THE RECORDS
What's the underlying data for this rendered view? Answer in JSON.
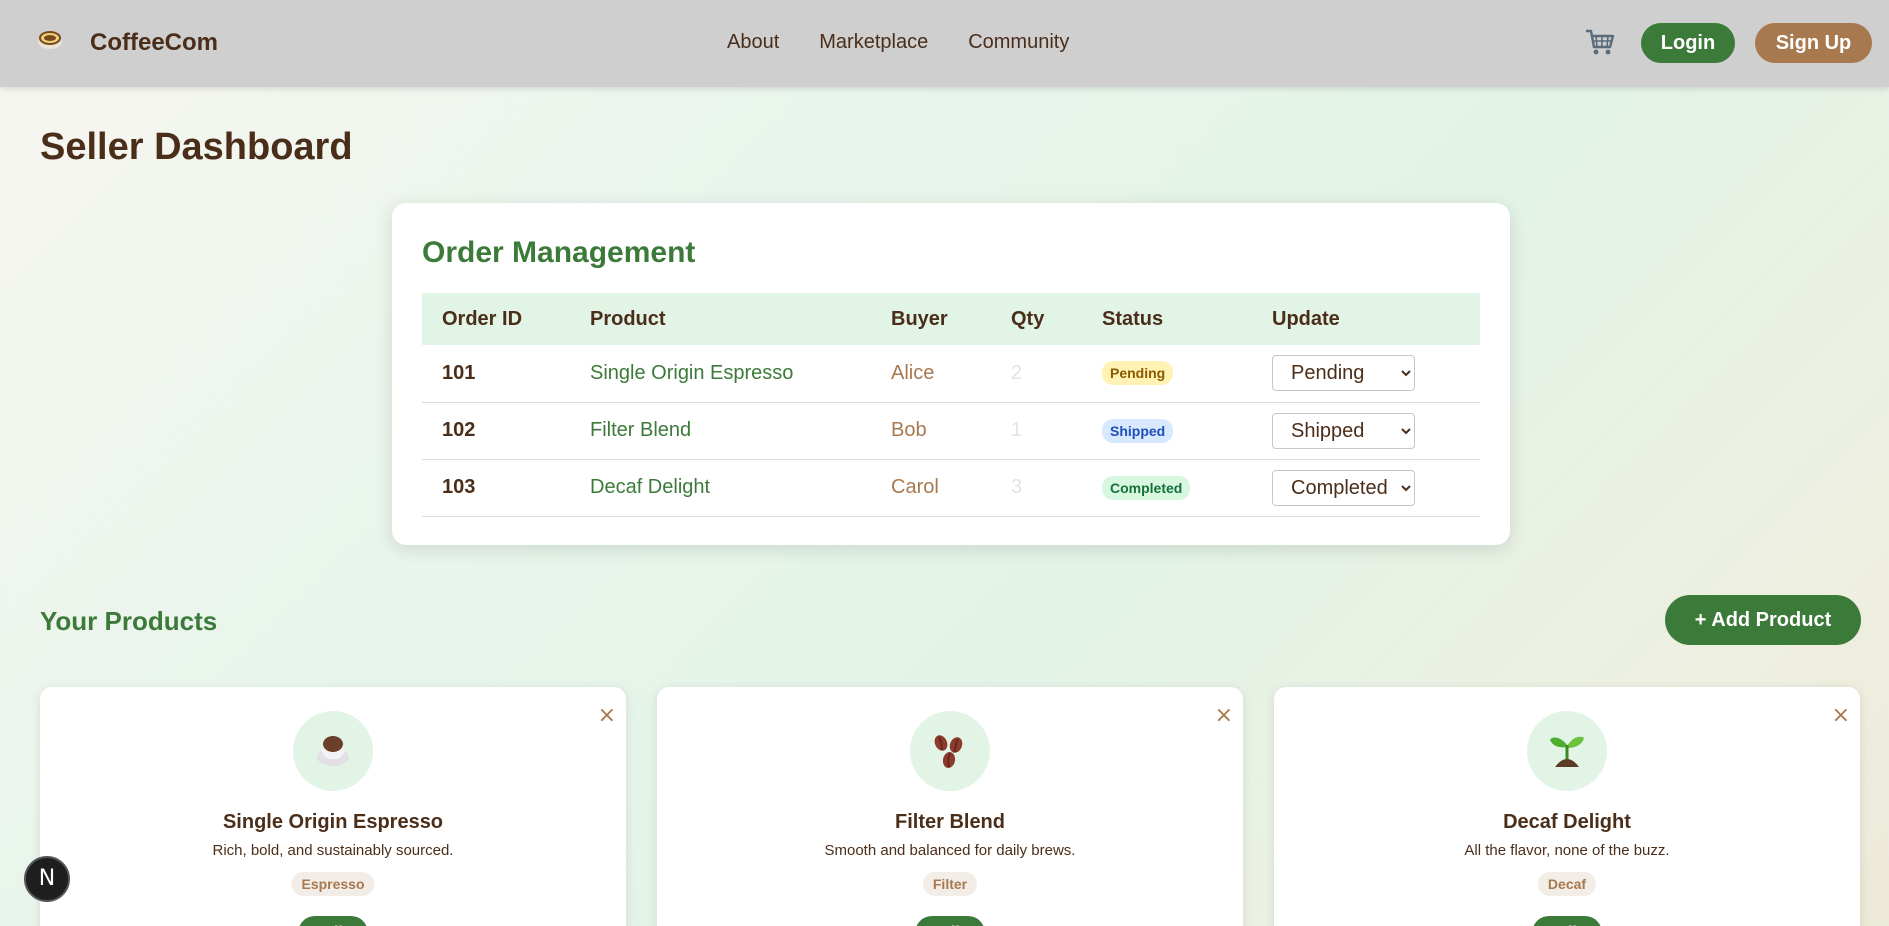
{
  "header": {
    "brand": "CoffeeCom",
    "nav": [
      "About",
      "Marketplace",
      "Community"
    ],
    "login_label": "Login",
    "signup_label": "Sign Up"
  },
  "page": {
    "title": "Seller Dashboard"
  },
  "orders": {
    "title": "Order Management",
    "columns": [
      "Order ID",
      "Product",
      "Buyer",
      "Qty",
      "Status",
      "Update"
    ],
    "rows": [
      {
        "id": "101",
        "product": "Single Origin Espresso",
        "buyer": "Alice",
        "qty": "2",
        "status": "Pending",
        "update": "Pending"
      },
      {
        "id": "102",
        "product": "Filter Blend",
        "buyer": "Bob",
        "qty": "1",
        "status": "Shipped",
        "update": "Shipped"
      },
      {
        "id": "103",
        "product": "Decaf Delight",
        "buyer": "Carol",
        "qty": "3",
        "status": "Completed",
        "update": "Completed"
      }
    ],
    "status_options": [
      "Pending",
      "Shipped",
      "Completed"
    ]
  },
  "products": {
    "title": "Your Products",
    "add_label": "+ Add Product",
    "close_glyph": "×",
    "edit_label": "Edit",
    "items": [
      {
        "name": "Single Origin Espresso",
        "desc": "Rich, bold, and sustainably sourced.",
        "tag": "Espresso",
        "icon": "coffee-cup-icon"
      },
      {
        "name": "Filter Blend",
        "desc": "Smooth and balanced for daily brews.",
        "tag": "Filter",
        "icon": "coffee-beans-icon"
      },
      {
        "name": "Decaf Delight",
        "desc": "All the flavor, none of the buzz.",
        "tag": "Decaf",
        "icon": "seedling-icon"
      }
    ]
  },
  "dev_badge": {
    "label": "N"
  },
  "colors": {
    "primary_green": "#3c7a3a",
    "brown_accent": "#a8794f",
    "text_brown": "#4a2e1a",
    "header_bg": "#cfcfcf"
  }
}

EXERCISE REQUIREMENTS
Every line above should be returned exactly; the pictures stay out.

REPLY
What's the underlying data for this rendered view? Answer in JSON.
{
  "header": {
    "brand": "CoffeeCom",
    "nav": [
      "About",
      "Marketplace",
      "Community"
    ],
    "login_label": "Login",
    "signup_label": "Sign Up"
  },
  "page": {
    "title": "Seller Dashboard"
  },
  "orders": {
    "title": "Order Management",
    "columns": [
      "Order ID",
      "Product",
      "Buyer",
      "Qty",
      "Status",
      "Update"
    ],
    "rows": [
      {
        "id": "101",
        "product": "Single Origin Espresso",
        "buyer": "Alice",
        "qty": "2",
        "status": "Pending",
        "update": "Pending"
      },
      {
        "id": "102",
        "product": "Filter Blend",
        "buyer": "Bob",
        "qty": "1",
        "status": "Shipped",
        "update": "Shipped"
      },
      {
        "id": "103",
        "product": "Decaf Delight",
        "buyer": "Carol",
        "qty": "3",
        "status": "Completed",
        "update": "Completed"
      }
    ],
    "status_options": [
      "Pending",
      "Shipped",
      "Completed"
    ]
  },
  "products": {
    "title": "Your Products",
    "add_label": "+ Add Product",
    "close_glyph": "×",
    "edit_label": "Edit",
    "items": [
      {
        "name": "Single Origin Espresso",
        "desc": "Rich, bold, and sustainably sourced.",
        "tag": "Espresso",
        "icon": "coffee-cup-icon"
      },
      {
        "name": "Filter Blend",
        "desc": "Smooth and balanced for daily brews.",
        "tag": "Filter",
        "icon": "coffee-beans-icon"
      },
      {
        "name": "Decaf Delight",
        "desc": "All the flavor, none of the buzz.",
        "tag": "Decaf",
        "icon": "seedling-icon"
      }
    ]
  },
  "dev_badge": {
    "label": "N"
  },
  "colors": {
    "primary_green": "#3c7a3a",
    "brown_accent": "#a8794f",
    "text_brown": "#4a2e1a",
    "header_bg": "#cfcfcf"
  }
}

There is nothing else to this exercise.